It's a good day to be an NVIDIA SHIELD owner. Valve's Android ports of PC shooter classics Portal and Half-Life 2 just dropped in the Play Store for $10 a pop. They're only for the SHIELD (even other devices with the Tegra 4 chipset aren't invited to the party), which is a bit of a mixed blessing - these games really require a full controller to play.
While there is no shortage of puzzle and arcade games on the Android platform, it can be easy to get drawn into the mainstream hits like Angry Birds and Cut The Rope. The first time I stumbled onto a "darker" game, I had downloaded World Of Goo as part of a Humble Bundle, and was instantly mesmerized by its graphics and sounds. There was something hauntingly beautiful about it, and I ended up on the Play Store looking at the "Similar Apps" and "Users also installed" sections.
Welcome to the latest entry in our Bonus Round series, wherein we tell you all about the new Android games of the day that we couldn't get to during our regular news rounds. Consider this a quick update for the dedicated gamers who can't wait for our bi-weekly roundups, and don't want to wade through a whole day's worth of news just to get their pixelated fix. Today we've got a frontier version of Sim City, another toy-flavored defense game from Chillingo, an 8-bit falling game, and a Breakout clone that spends too much time on the Internet.
It says it all, really.
PC gamers will recognize the logo for Valve's much-loved science fiction shooter Half-Life 2 emblazoned on the bar, which is the iconic starter weapon for the game. "What Would Gordon [Freeman] Do?" and NVIDIA's SHIELD logo, along with NVIDIA's signature green color, makes this a not-so-subtle indication that the game is coming to the Android-powered SHIELD at some point.
Rebel Twins, the developer of Daddy Was A Thief, is back with another zany Android game. Aliens Drive Me Crazy puts you in the shoes of a young lad who is understandably upset when aliens decide to invade. He grabs his nearest weapon, hops in the car, and speeds off. Despite the difference in concept, the gameplay is largely similar to Rebel Twins' previous work. Players hop between floors by swiping up and down, collecting coins, overcoming foes, and rescuing innocent Earthlings in the process.
Sometimes you can just tell something is evil from the silhouette. Giant scorpion? Evil.

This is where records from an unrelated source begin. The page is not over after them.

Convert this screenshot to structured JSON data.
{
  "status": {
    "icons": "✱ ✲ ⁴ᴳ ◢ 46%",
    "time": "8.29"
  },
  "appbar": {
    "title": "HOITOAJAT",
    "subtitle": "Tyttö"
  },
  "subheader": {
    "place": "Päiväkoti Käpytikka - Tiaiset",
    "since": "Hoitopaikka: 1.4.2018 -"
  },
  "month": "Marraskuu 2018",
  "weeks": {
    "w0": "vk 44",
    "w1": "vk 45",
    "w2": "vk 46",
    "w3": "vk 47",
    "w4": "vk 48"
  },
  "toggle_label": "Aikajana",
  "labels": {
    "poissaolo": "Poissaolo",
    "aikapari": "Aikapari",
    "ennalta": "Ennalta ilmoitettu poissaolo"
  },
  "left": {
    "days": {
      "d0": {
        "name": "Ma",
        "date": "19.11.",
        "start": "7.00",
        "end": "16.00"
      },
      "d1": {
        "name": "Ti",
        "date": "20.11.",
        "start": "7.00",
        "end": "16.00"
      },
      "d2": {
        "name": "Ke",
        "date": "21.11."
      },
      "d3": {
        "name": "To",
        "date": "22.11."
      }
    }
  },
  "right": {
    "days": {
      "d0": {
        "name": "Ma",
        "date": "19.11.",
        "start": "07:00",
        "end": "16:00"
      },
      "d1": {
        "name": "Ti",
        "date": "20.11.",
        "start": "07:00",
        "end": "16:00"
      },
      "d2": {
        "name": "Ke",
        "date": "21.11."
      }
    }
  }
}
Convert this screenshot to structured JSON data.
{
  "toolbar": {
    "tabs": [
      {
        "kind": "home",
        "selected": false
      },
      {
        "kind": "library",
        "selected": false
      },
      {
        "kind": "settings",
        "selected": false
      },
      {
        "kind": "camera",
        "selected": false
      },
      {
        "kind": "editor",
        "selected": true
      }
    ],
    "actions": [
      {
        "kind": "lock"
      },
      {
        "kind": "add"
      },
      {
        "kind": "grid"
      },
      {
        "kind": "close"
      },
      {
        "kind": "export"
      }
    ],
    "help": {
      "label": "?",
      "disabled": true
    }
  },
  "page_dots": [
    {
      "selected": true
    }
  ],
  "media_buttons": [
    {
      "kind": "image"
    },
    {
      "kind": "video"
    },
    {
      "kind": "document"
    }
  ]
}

Flying lizard-thing with long talons? Also evil. There are all sorts of evil silhouettes to kill in Dark Lands, a game that took a run at Kickstarter earlier this year before pulling out to go with publisher Bulkypix. Now you can grab it on Android. Well? Goblins, orcs, skeletons, and trolls aren't just going to slay themselves.
So, we've designed games, built malls, managed soccer teams, run farms, and that's just scratching the surface of the Kairosoft game catalog. This developer has found a formula that works and it's not about to stop now. The newest title in Kairosoft's stable is Magazine Mogul, and I'm sure you can guess what it's about.
Someone has to report the news in this small town, and that's the core of gameplay in Magazine Mogul.
Google's recent foray into Maps-based monster catching has proven that even full-grown Android users love them some Pokemon. Maybe that's why storied publisher SEGA has decided to make its own entry in the monster-catching genre. But why, oh why, is the core mechanic in Dragon Coins based around those little quasi-gambling quarter-shooter arcade games?
Try to follow along here: in Dragon Coins, your party of anime-style monsters is represented by little drawers in a shelf.